9.    The newspaper denied that it was inaccurate to report that PiK was linked to the KNK, and noted that the PiK linked to the KNK on its website. 

Relevant Code provisions 

10. Clause 1 (Accuracy) 

i.  The Press must take care not to publish inaccurate, misleading or distorted information or images, including headlines not supported by the text. 

ii.   A significant inaccuracy, misleading statement or distortion must be corrected, promptly and with due prominence, and — where appropriate — an apology published. In cases involving IPSO, due prominence should be as required by the regulator. 

iii.  A fair opportunity to reply to significant inaccuracies should be given, when reasonably called for. 

iv. The Press, while free to editorialise and campaign, must distinguish clearly between comment, conjecture and fact. 

Findings of the Committee 

11. It was accepted that PiK had campaigned for the PKK to be delisted as a terrorist organisation, and that the TAK had claimed responsibility for the attack at the Besiktas football stadium. 

12. The extent to which the PKK controlled or influenced the actions of the TAK appeared to be a matter of debate; however, the complainant did not dispute that the TAK had originally been formed by the PKK. It was also accepted that TAK had been referred to as a “special urban terrorism wing” of the PKK by the National Consortium for the Study of Terrorism and Responses to Terrorism, and this characterisation had been adopted by the US government. 

13. In these circumstances, the Committee did not consider that it was significantly misleading for the newspaper to have asserted that the PKK had been responsible for the Besiktas terrorist attack, or to have described the TAK as “the urban warfare wing of the PKK”. The article had made clear that it was, in fact, the TAK which had claimed responsibility for the attack. 

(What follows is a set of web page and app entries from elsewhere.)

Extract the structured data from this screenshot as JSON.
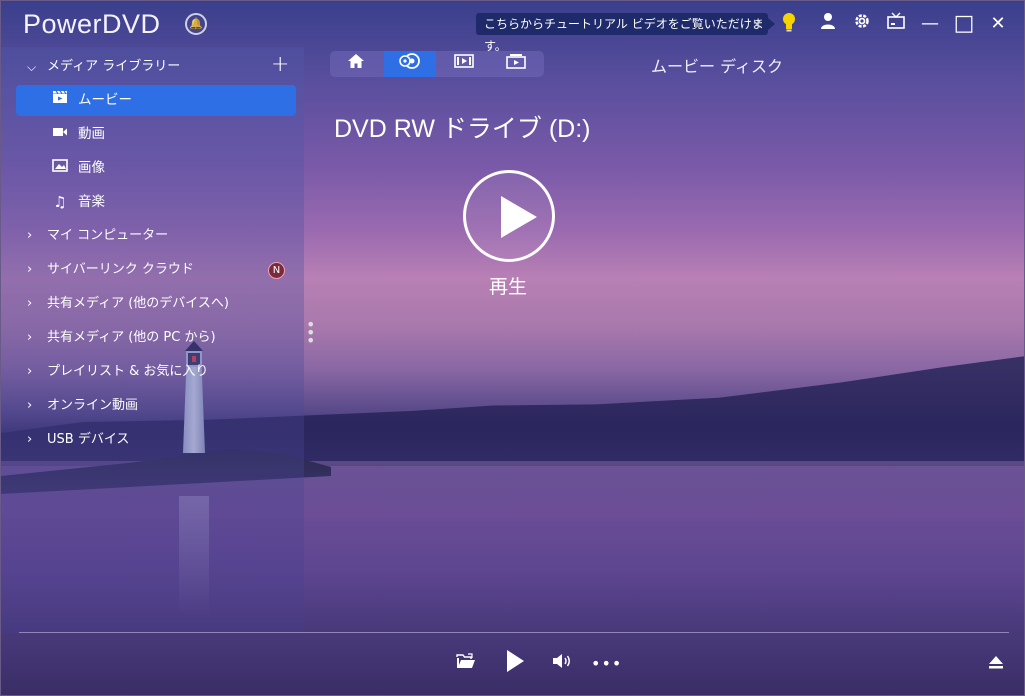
{
  "app": {
    "title": "PowerDVD"
  },
  "titlebar": {
    "tooltip": "こちらからチュートリアル ビデオをご覧いただけます。",
    "tooltip_close": "×",
    "icons": [
      "bell-icon",
      "lightbulb-icon",
      "user-icon",
      "gear-icon",
      "tv-mode-icon",
      "minimize-icon",
      "maximize-icon",
      "close-icon"
    ],
    "minimize": "—",
    "maximize": "□",
    "close": "✕"
  },
  "sidebar": {
    "library_label": "メディア ライブラリー",
    "library_items": [
      {
        "label": "ムービー",
        "icon": "movie-icon",
        "active": true
      },
      {
        "label": "動画",
        "icon": "video-icon",
        "active": false
      },
      {
        "label": "画像",
        "icon": "image-icon",
        "active": false
      },
      {
        "label": "音楽",
        "icon": "music-icon",
        "active": false
      }
    ],
    "nav_items": [
      {
        "label": "マイ コンピューター"
      },
      {
        "label": "サイバーリンク クラウド",
        "badge": "N"
      },
      {
        "label": "共有メディア (他のデバイスへ)"
      },
      {
        "label": "共有メディア (他の PC から)"
      },
      {
        "label": "プレイリスト & お気に入り"
      },
      {
        "label": "オンライン動画"
      },
      {
        "label": "USB デバイス"
      }
    ]
  },
  "view_tabs": [
    {
      "icon": "home-icon",
      "active": false
    },
    {
      "icon": "disc-icon",
      "active": true
    },
    {
      "icon": "movie-frame-icon",
      "active": false
    },
    {
      "icon": "tv-frame-icon",
      "active": false
    }
  ],
  "main": {
    "section_title": "ムービー ディスク",
    "drive_title": "DVD RW ドライブ (D:)",
    "play_label": "再生"
  },
  "colors": {
    "accent": "#2f6fe6",
    "tooltip_bg": "#1f2a6a",
    "bulb": "#f5d400"
  }
}
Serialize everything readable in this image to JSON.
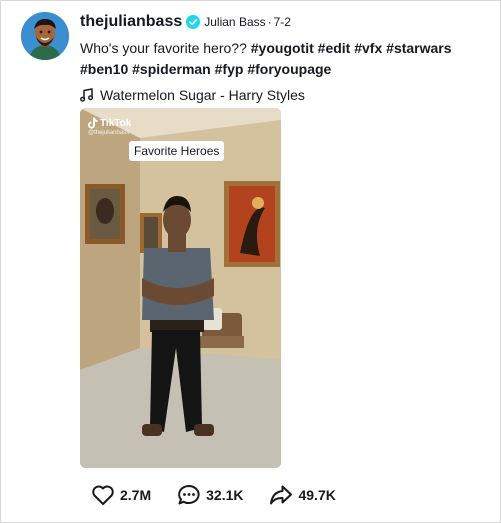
{
  "post": {
    "username": "thejulianbass",
    "display_name": "Julian Bass",
    "separator": "·",
    "date": "7-2",
    "caption_text": "Who's your favorite hero??",
    "hashtags": [
      "#yougotit",
      "#edit",
      "#vfx",
      "#starwars",
      "#ben10",
      "#spiderman",
      "#fyp",
      "#foryoupage"
    ],
    "music": "Watermelon Sugar - Harry Styles"
  },
  "video": {
    "watermark_brand": "TikTok",
    "watermark_handle": "@thejulianbass",
    "overlay_text": "Favorite Heroes"
  },
  "stats": {
    "likes": "2.7M",
    "comments": "32.1K",
    "shares": "49.7K"
  },
  "colors": {
    "verified": "#20d5ec",
    "text": "#161823"
  },
  "icons": {
    "like": "heart-icon",
    "comment": "comment-bubble-icon",
    "share": "share-arrow-icon",
    "music": "music-note-icon",
    "verified": "verified-badge-icon"
  }
}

14. Given the PiK’s campaigns for the PKK to be delisted as terrorist organisation, and for its leader to be freed, it was also not inaccurate for the newspaper to have stated that it was “linked” to the PKK who were “behind the Istanbul bombers”. There was no failure to take care over the accuracy of the article on these points. 

15. The newspaper had also demonstrated that Unison had joined the campaign to free the PKK’s leader and had “called upon the Turkish state to immediately stop attacks on Kurds”; a mission shared by PiK. It had also shown that PiK had published information relating to Unison’s involvement in its campaigns on its website. As such, it was not significantly misleading for the newspaper to assert that Unison was linked to PiK’s campaigns. There was no breach of the Code on this point. 

16. The PKK campaigned for the “Rojava revolution” on its website, a mission shared by the YPG which aimed to secure “Rojava in a free and democratic Syria”. The Committee did not consider that the brief reference to the YPG’s connection with the PKK was significantly misleading. Furthermore, there was no suggestion in the article that Salih Muslim, the YPG’s political chief, had any connection with the Besiktas terrorist attack. The newspaper had referred to him in order to illustrate the alleged connection between the PKK and Unison.  There was no breach of Clause 1 on these points. 

17. The PKK gave extensive information about the activities of the KNK on its website, including an archive of its press releases. It was not significantly misleading for the newspaper to report that the PKK was “linked” to the KNK. 

18. There was no failure to take care over the accuracy of the article in breach of Clause 1(i), and no significant inaccuracies were identified. There was no breach of the Code. 

Conclusion 

19. The complaint was not upheld.

Remedial action required

N/A


Date complaint received: 19/12/2016

Date decision issued: 23/03/2017